Here at Wezaggle, we believe in a natural garden that is free from pestiside sprays because no one wants to consume anything that may damage the body!
You probably have heard the phrase “If you want it done right, you have to do it yourself.” This is often the case when it comes to getting certain weeds out of your garden. There are always at least a couple stubborn weeds that won’t budge unless you remove them yourself — and even then, these weeds can be hard to pull out!
Try pulling weeds when the soil is wet, like after watering your garden or a rainstorm. This will soften the soil, making it easier to pull the roots out. You can also stick a knife, screwdriver, or other tool into the soil by the root to help you pull it out easier.
Mulching your garden will help to eliminate weeds as well! When you add a layer of mulch over your soil, it prevents the already-existing weeds from getting sunlight. The weeds will then either die on their own or be very easy to pull out. You can try using a kind of organic mulch such as shredded bark or leaves, straw, or grass clippings.
These will help improve the soil’s health, along with removing most of your weeds. However, to more effectively remove weeds, you may want to try using a mulch like newspaper or cardboard. These will do a better job of killing some weeds and halting other weeds’ growth.
Hoeing your garden regularly will help to remove weeds in bulk. Many people shy away from hoeing because it is a backaching activity. But, what if we told you how to remove the back pain from your garden hoeing? You can keep your back-aches away by following these few simple steps:
- Make sure that your hoe is the right height. You should be able to stand upright while holding the handle. This will keep you from bending over too much!
- Hoe weeds like you would sweep a broom. Use long, fluid, sweeping movements.
- Change the positions of your hands often. This will keep your back and other muscles from becoming stiff.
- Take breaks if you need to. There is nothing wrong with giving yourself a little extra care!
Try pouring boiling water or vinegar onto stubborn weeds! Make sure to pour it directly onto the weeds (avoid your garden plants), and these weeds should die within a few days.
Salt your garden when you are preparing your garden for spring (towards the end of winter). This will definitely help to reduce your weed problem. However, make sure that you do not sprinkle salt where your plants will grow; it will prevent them from growing as well.
You can also mix salt with water and pour it by using a funnel directly onto weeds. It is very important to not pour this mixture onto your plants, as it will penetrate their roots and cause photosynthesis to stop.

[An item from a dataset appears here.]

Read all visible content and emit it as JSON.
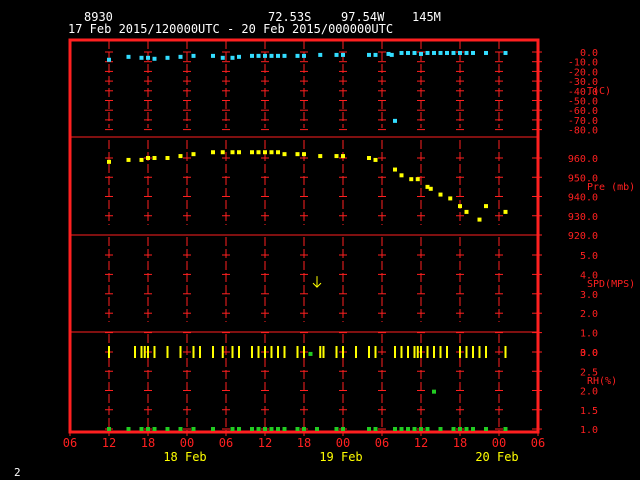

Pour common white vinegar (you can use the kind that you buy at a grocery store, or weed-killer vinegar spray — it depends on how strong you want it) on your weeds.
This will make them shrivel up (most of them will shrivel after a few hours, tough weeds will probably take a day) and be easier to remove. Be careful when using vinegar — since it does such a good job of killing weeds, that means that it could kill your other plants just as easily.
Get Rid Of Free Space
The more extra space you have in your garden, the more room there is for weeds to sneak in. Try filling your garden as full as possible with plants that you want — this will make it easier to keep the plants that you don’t want (aka the weeds) out!
If you cover your small weeds with a
Make sure that your soil is wet before you cover the weed-infested areas of your garden. After laying the newspaper down, spray it with water (this will prevent it from blowing away). Then, top your newspaper with mulch. You will soon see these weeds disappear!
These are an excellent way to keep the weeds out. You can either make them yourself from scrap wood or other materials around the home or purchase them pretty much anywhere!